Dividend Rate vs. APR
Prospective investors are often confronted with lots of financial jargon, with some terms carrying similar names and confusing definitions. These investors must understand the difference between various types of investment return rates. These rates include the dividend rate, the annual percentage rate (APR) and the annual percentage yield (APY). While the dividend rate and the APY are ways to calculate an investor's rate of return, an APR is the rate of interest charged on a loan product.
A dividend rate is the rate an investor would expect to receive as a return on his investment; an APR, which stands for "annual percentage rate," is a rate of interest charged to borrowers paying back loans, including vehicle loans, credit cards and mortgages.
Dividend Rate Calculations
The dividend rate of an investment can be derived by multiplying the typical dividend payments by the number of dividend periods in a calendar year, plus any extra dividends. The dividend rate measures the amount of dividends an investor would receive on that stock during that year. A related calculation, the dividend yield, is the total amount of dividends divided by the stock price. The dividend yield shows how much of a stock's value is distributed to stockholders in dividends.

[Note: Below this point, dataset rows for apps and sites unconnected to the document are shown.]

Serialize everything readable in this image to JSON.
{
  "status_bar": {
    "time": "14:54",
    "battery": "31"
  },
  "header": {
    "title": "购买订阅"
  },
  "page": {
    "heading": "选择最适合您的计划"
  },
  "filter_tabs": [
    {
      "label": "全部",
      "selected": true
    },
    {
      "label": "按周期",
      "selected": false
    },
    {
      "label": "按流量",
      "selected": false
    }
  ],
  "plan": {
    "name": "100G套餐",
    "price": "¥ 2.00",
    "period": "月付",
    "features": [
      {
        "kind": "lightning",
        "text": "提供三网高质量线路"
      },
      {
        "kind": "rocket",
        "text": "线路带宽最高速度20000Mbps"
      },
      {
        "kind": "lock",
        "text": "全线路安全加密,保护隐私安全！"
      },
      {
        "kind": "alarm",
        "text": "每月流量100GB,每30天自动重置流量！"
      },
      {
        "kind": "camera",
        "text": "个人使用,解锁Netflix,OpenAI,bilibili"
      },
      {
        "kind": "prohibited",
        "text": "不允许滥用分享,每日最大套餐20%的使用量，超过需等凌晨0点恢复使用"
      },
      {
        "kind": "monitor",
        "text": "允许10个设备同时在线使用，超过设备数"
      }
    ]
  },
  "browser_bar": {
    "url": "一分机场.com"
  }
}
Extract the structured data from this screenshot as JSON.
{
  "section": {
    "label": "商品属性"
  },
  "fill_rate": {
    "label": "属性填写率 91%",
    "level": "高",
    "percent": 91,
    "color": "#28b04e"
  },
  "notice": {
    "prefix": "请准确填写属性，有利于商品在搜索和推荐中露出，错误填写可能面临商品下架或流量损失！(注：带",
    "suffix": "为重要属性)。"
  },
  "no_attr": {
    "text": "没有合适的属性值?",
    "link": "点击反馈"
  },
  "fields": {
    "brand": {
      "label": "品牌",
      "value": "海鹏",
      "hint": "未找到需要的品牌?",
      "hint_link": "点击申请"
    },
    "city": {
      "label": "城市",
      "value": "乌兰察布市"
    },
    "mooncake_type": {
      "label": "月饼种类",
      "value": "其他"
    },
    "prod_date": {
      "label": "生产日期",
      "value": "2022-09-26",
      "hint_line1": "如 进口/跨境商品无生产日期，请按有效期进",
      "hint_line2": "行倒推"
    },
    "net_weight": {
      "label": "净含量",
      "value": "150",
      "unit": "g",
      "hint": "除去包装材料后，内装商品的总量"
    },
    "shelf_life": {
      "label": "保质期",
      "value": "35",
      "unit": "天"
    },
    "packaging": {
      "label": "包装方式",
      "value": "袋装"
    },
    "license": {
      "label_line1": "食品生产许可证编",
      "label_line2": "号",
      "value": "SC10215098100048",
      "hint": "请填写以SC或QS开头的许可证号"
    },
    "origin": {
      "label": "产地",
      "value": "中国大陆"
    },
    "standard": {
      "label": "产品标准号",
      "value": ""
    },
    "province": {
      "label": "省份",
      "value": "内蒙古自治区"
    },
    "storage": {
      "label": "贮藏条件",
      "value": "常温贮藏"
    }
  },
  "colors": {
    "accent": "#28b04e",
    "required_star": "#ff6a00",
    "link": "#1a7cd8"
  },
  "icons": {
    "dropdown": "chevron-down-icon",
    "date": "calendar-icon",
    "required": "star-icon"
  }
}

Dividend Rate Examples
If, for example, a stock valued at $42.50 per share delivers dividends of $1 per share each quarter, with a special $0.25 dividend per share at the end of the fiscal year. The dividend rate for the stock is (1 x 4) + 0.25, or $4.25. Broken down, the formula is (1 (dollars per share) x 4 (quarters in a year)) + 0.25 (the special dividend per share). The dividend yield can be calculated as the dividend rate divided by the stock price. In this example, the dividend yield is $4.25/$42.50, or 10 percent. Therefore, the dividend rate yields a 10 percent return to the investor.
Evaluating APR and APY
Bank customers will also encounter two similar terms: APR and APY. These terms, however, mean very different things.
APR stands for annual percentage rate. This interest rate reflects the rate that borrowers pay the bank on car loans, credit cards, mortgages and other credit instruments. If you borrow money from a bank, you have to pay back not only the amount you borrow, but also interest. The bank invested in you by loaning you money, and it receives a return on its investment when you pay the loan back with interest.
APY stands for annual percentage yield. This rate shows what investors can earn on bank-based financial instruments, such as savings accounts, certificates of deposit and money market accounts. Although APR and APY are tied to the prime lending rate, they are not typically the same rate.
APR and APY Examples
The APY determines the rate of return on interest-bearing accounts. For instance, an investor who puts $25,000 into a money market with an APY of 0.60 percent can expect an approximate annual return of (25,000 x 0.6)/100, or $150.
The APR is the rate of interest a borrower must pay on a loan. A borrower with a $24,000 car loan to be paid over 48 months at a 2.5 percent APR can expect to pay $500 in principal and $25.94 in interest each month. As such, an APR is not a return on an investment for the consumer, but for the bank, which is charging interest to offset the risk of lending you money.
Living in Houston, Gerald Hanks has been a writer since 2008. He has contributed to several special-interest national publications. Before starting his writing career, Gerald was a web programmer and database developer for 12 years.